Jay Smith Animation Research S0045090
Animation HistoryTo begin talking about animation we have to go back in time to truly understand howanimation works, Since the beginning of time, humans have tried to capture some sort of motion in their art work. Animation cannot be achieved without firstly understanding thefundamental principles of the human eye, this is what is called “the persistence of vision”meaning is were we cannot see the gap of a film or animation between the frames, as it'sprojected on the screen, we mostly see it as a continuous flow. this is usually done byplacing the images together to make continuous movements, there are usually 24 imagesper second during the sequences in the film or animation.The persistence of vision was first introduced by Paul Roget in 1982,and was the proud inverter of the “thaumatrope”, it was made up witha piece of disc and string with on one side would be the bird and onthe other side of the disc there would be a bird cage, as the discwould spin it would seem that the bird would appear in the cage. Thismethod proved that the human eye retains images when it isexposed to a series of images one at a time.
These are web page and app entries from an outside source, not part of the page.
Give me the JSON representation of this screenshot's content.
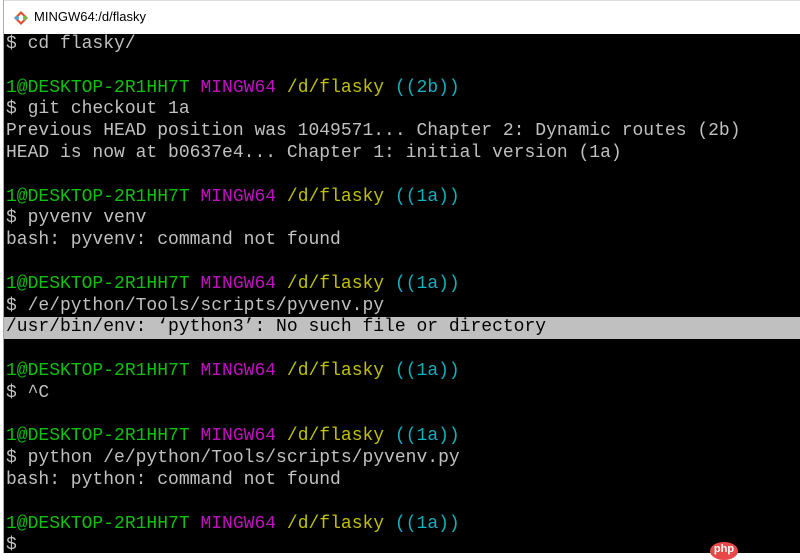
{
  "window": {
    "title": "MINGW64:/d/flasky"
  },
  "prompt": {
    "user_host": "1@DESKTOP-2R1HH7T",
    "system": "MINGW64",
    "path": "/d/flasky"
  },
  "lines": [
    {
      "type": "text",
      "text": "$ cd flasky/"
    },
    {
      "type": "text",
      "text": ""
    },
    {
      "type": "prompt",
      "branch": "((2b))"
    },
    {
      "type": "text",
      "text": "$ git checkout 1a"
    },
    {
      "type": "text",
      "text": "Previous HEAD position was 1049571... Chapter 2: Dynamic routes (2b)"
    },
    {
      "type": "text",
      "text": "HEAD is now at b0637e4... Chapter 1: initial version (1a)"
    },
    {
      "type": "text",
      "text": ""
    },
    {
      "type": "prompt",
      "branch": "((1a))"
    },
    {
      "type": "text",
      "text": "$ pyvenv venv"
    },
    {
      "type": "text",
      "text": "bash: pyvenv: command not found"
    },
    {
      "type": "text",
      "text": ""
    },
    {
      "type": "prompt",
      "branch": "((1a))"
    },
    {
      "type": "text",
      "text": "$ /e/python/Tools/scripts/pyvenv.py"
    },
    {
      "type": "text",
      "text": "/usr/bin/env: ‘python3’: No such file or directory",
      "highlight": true
    },
    {
      "type": "text",
      "text": ""
    },
    {
      "type": "prompt",
      "branch": "((1a))"
    },
    {
      "type": "text",
      "text": "$ ^C"
    },
    {
      "type": "text",
      "text": ""
    },
    {
      "type": "prompt",
      "branch": "((1a))"
    },
    {
      "type": "text",
      "text": "$ python /e/python/Tools/scripts/pyvenv.py"
    },
    {
      "type": "text",
      "text": "bash: python: command not found"
    },
    {
      "type": "text",
      "text": ""
    },
    {
      "type": "prompt",
      "branch": "((1a))"
    },
    {
      "type": "text",
      "text": "$"
    }
  ],
  "watermark": "php"
}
As the thaumatropewas such a great achievement to how animation worked two other invention were introduced “the phenakistoscope” which wasintroduced by Josheph Plateau in 1826, the phenakistoscop was a circular card withseveral slits around the edges, the viewer would hold the card up into a mirror and thenwould start peering through the slits as the card would spin, as the viewer would lookthough the slits it would come clear to them that the images would beresulting in some sort of motion. This same method was used in “thezoetrope” that was invented by Pierre Desvignes in 1860. The zoetrope isa strip of card that in bent in a shape of a cylinder, which contain somesort of drawings in the inside, then as the cylinder rotates on a spindlethe viewer would then took through the slot at the top of the cylinder, asthis is going on the cylinder rotates the drawing inside that would thencreate a motion that would endlessly in a loop and loop .As animation slowly started to progress and rise to fame, it was not tillthe early twenties when animated cartoons was on the declinedmovie exhibitors were looking for an alternative entertainment in themedia. The art of animation could accomplish was not yet clearlyrelevant in this period of time, except for the work of Winsor McCaywith his animation “Gertie the Dinosaur 1924”. this piece of animationwas one of McCay's biggest accomplishments due to the fact thatMcCay had developed a character within a dinosaur that had beenseen in a previous animation “Felix the Cat” that was deveoped byOtto Messmer which appeared in Feline Follies 1919. McCay's Gertiethe Dinosaur had a major impact on the audience. The impression of the dinosaur coming to life on a screen that the audience was amazed by, from all of theearlier animation “Felix the Cat” had made the most Impact on screen personality wise, butyet failed to develop any further, relying on crude visual tricks to entertain the viewers asoppsed to develop a stronger screen persona.